Nancy, I had that thought, too, even before I saw the photos. One reason is because of the background info I read for the story of the perpetual-flight plane:
Ann, that was my first thought, when I read the title of your article: that the plane would be built like a glider. Especially with these preliminary designs - that only makes sense...not only for general power consumption given the general inefficiency of solar power, but if there is not enough power, the plane can still safely fly...and land!
AnandY, that type of design detail may be available on the Solar Impulse website. I find it interesting that another solar-powered airplane, the prototype Electric High Altitude Solar-Powered Aircraft (ELHASPA), which we describe here http://www.designnews.com/author.asp?section_id=1386&itc=dn_analysis_element&doc_id=264353&image_number=11 also has very long, thin wings, which are typical of aircraft designed to glide.
Elizabeth, I also was happy to see the lighter alternative materials being used. And I agree that solar power would be ideal for just about everything, if it were feasible in each case. Advances like this one show us that a lot is possible when you combine brains, talent, funding, expertise and willpower.
I really like this idea of a solar plane, thanks for this coverage, Ann. I am impressed at how the use of lighter, advanced materials makes this type of flight possible. Using alternative fuels for airplane travel is really good, but solar power, in my opinion, would be even better.
@Ann, thanks for informative post. Cost of flight reaching all time highs due to a various factors like fossil fuels costs, cuts in government subsidies. There is a need for alternatives energy resource. Solar energy is potential solutions to cut costs.
Earlier this year paralyzed IndyCar drive Sam Schmidt did the seemingly impossible -- opening the qualifying rounds at Indy by driving a modified Corvette C7 Stingray around the Indianapolis Motor Speedway.
Wearables are changing the way we see ourselves. With onboard sensors that have access to our bodies, we are starting to know our physical selves like never before, quantifying our activity, our heart rate, breathing, and even our muscle effort.
Last week, the bill for reforming chemical regulation, the TSCA Modernization Act of 2015, passed the House. If it or a similar bill becomes law, the effects on cost and availability of adhesives and plastics incorporating these substances are not yet clear.
This year, Design News is getting a head start on the Fourth of July celebration. In honor of our country and its legacy of engineering innovation -- in all of its forms -- we are taking you on an alphabetical tour through all 50 states to showcase interesting engineering breakthroughs and historically significant events.
Focus on Fundamentals consists of 45-minute on-line classes that cover a host of technologies.

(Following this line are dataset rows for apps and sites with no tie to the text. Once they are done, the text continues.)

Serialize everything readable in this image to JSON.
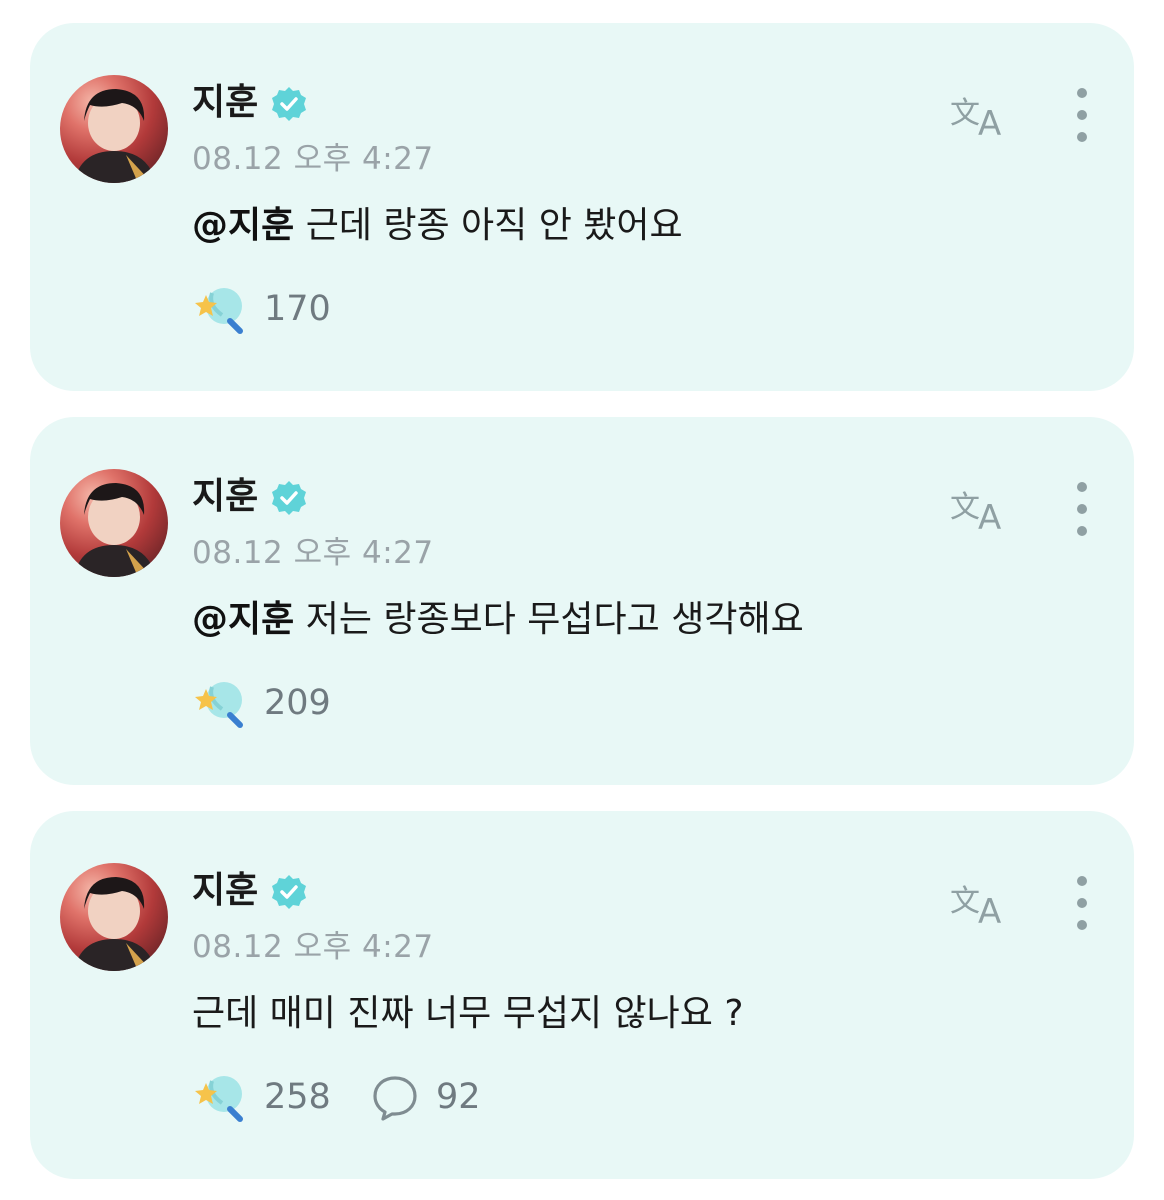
{
  "posts": [
    {
      "author": "지훈",
      "time": "08.12 오후 4:27",
      "mention": "@지훈",
      "message": " 근데 랑종 아직 안 봤어요",
      "reactions": "170",
      "comments": ""
    },
    {
      "author": "지훈",
      "time": "08.12 오후 4:27",
      "mention": "@지훈",
      "message": " 저는 랑종보다 무섭다고 생각해요",
      "reactions": "209",
      "comments": ""
    },
    {
      "author": "지훈",
      "time": "08.12 오후 4:27",
      "mention": "",
      "message": "근데 매미 진짜 너무 무섭지 않나요 ?",
      "reactions": "258",
      "comments": "92"
    }
  ],
  "icons": {
    "verified": "verified-badge-icon",
    "translate": "translate-icon",
    "more": "more-vertical-icon",
    "reaction": "star-bubble-reaction-icon",
    "comment": "comment-bubble-icon"
  },
  "colors": {
    "card_background": "#e8f8f6",
    "verified": "#5fd3d8",
    "muted_text": "#9aa3a8",
    "icon_gray": "#8fa0a3"
  }
}
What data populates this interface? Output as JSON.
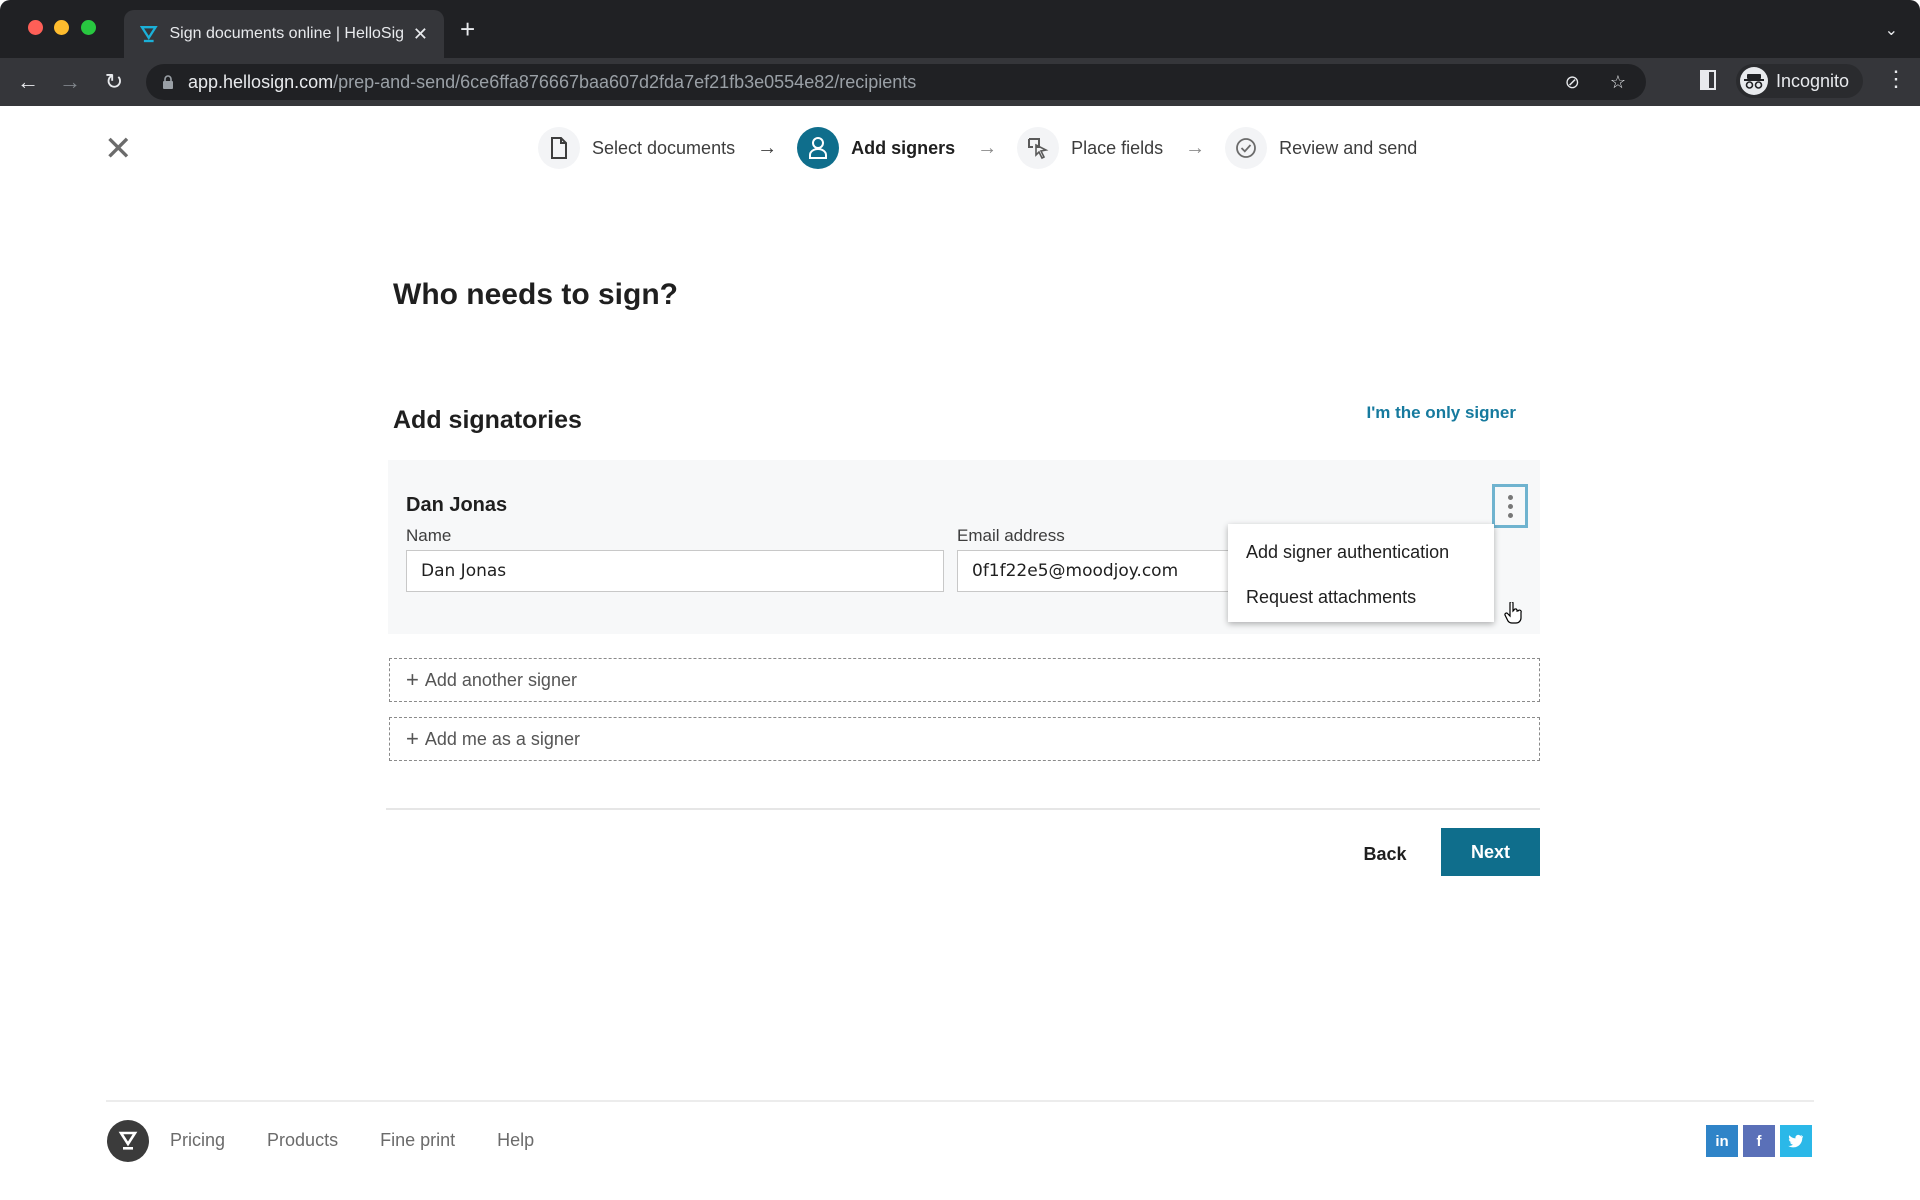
{
  "browser": {
    "tab_title": "Sign documents online | HelloSign",
    "tab_close": "✕",
    "new_tab": "+",
    "tab_list": "⌄",
    "url_host": "app.hellosign.com",
    "url_path": "/prep-and-send/6ce6ffa876667baa607d2fda7ef21fb3e0554e82/recipients",
    "profile_label": "Incognito",
    "nav_back": "←",
    "nav_forward": "→",
    "nav_reload": "↻",
    "menu": "⋮",
    "eye_off_icon": "⊘",
    "star_icon": "☆",
    "incognito_glyph": "👓"
  },
  "page": {
    "close_glyph": "✕",
    "steps": [
      {
        "label": "Select documents",
        "icon": "document-icon",
        "state": "done"
      },
      {
        "label": "Add signers",
        "icon": "person-icon",
        "state": "active"
      },
      {
        "label": "Place fields",
        "icon": "place-fields-icon",
        "state": "upcoming"
      },
      {
        "label": "Review and send",
        "icon": "check-circle-icon",
        "state": "upcoming"
      }
    ],
    "step_arrow": "→",
    "heading": "Who needs to sign?",
    "subheading": "Add signatories",
    "only_signer_link": "I'm the only signer",
    "signer": {
      "title": "Dan Jonas",
      "name_label": "Name",
      "name_value": "Dan Jonas",
      "email_label": "Email address",
      "email_value": "0f1f22e5@moodjoy.com"
    },
    "options_menu": {
      "items": [
        "Add signer authentication",
        "Request attachments"
      ]
    },
    "add_another_signer": "Add another signer",
    "add_me_as_signer": "Add me as a signer",
    "plus_glyph": "+",
    "back_label": "Back",
    "next_label": "Next"
  },
  "footer": {
    "links": [
      "Pricing",
      "Products",
      "Fine print",
      "Help"
    ],
    "social": {
      "linkedin": "in",
      "facebook": "f",
      "twitter": "t"
    }
  },
  "colors": {
    "brand": "#0f6e8c",
    "link": "#167a9e",
    "linkedin": "#2f84c8",
    "facebook": "#5a70b8",
    "twitter": "#2bb8e8"
  }
}
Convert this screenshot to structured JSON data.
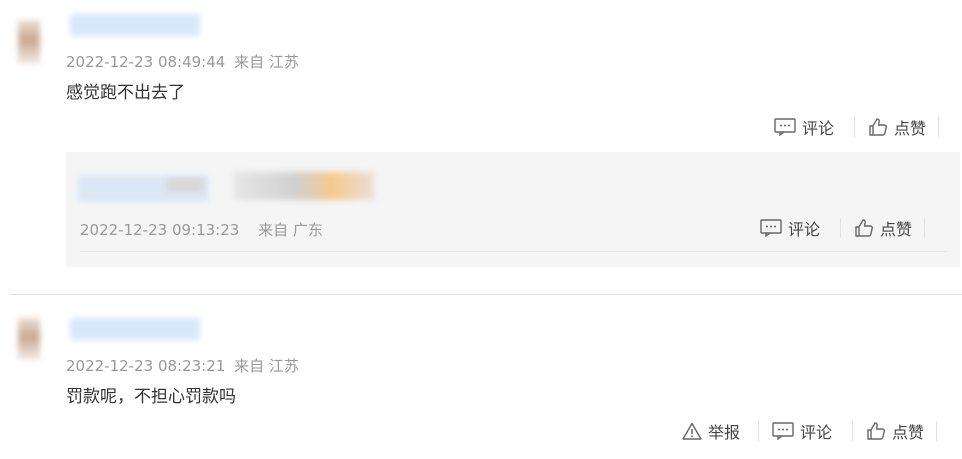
{
  "comments": [
    {
      "timestamp": "2022-12-23 08:49:44",
      "location": "来自 江苏",
      "text": "感觉跑不出去了",
      "actions": {
        "comment": "评论",
        "like": "点赞"
      },
      "reply": {
        "timestamp": "2022-12-23 09:13:23",
        "location": "来自 广东",
        "actions": {
          "comment": "评论",
          "like": "点赞"
        }
      }
    },
    {
      "timestamp": "2022-12-23 08:23:21",
      "location": "来自 江苏",
      "text": "罚款呢，不担心罚款吗",
      "actions": {
        "report": "举报",
        "comment": "评论",
        "like": "点赞"
      }
    }
  ]
}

You learn without leaving the comfort of your desk. All classes are taught by subject-matter experts and all are archived. So if you can't attend live, attend at your convenience.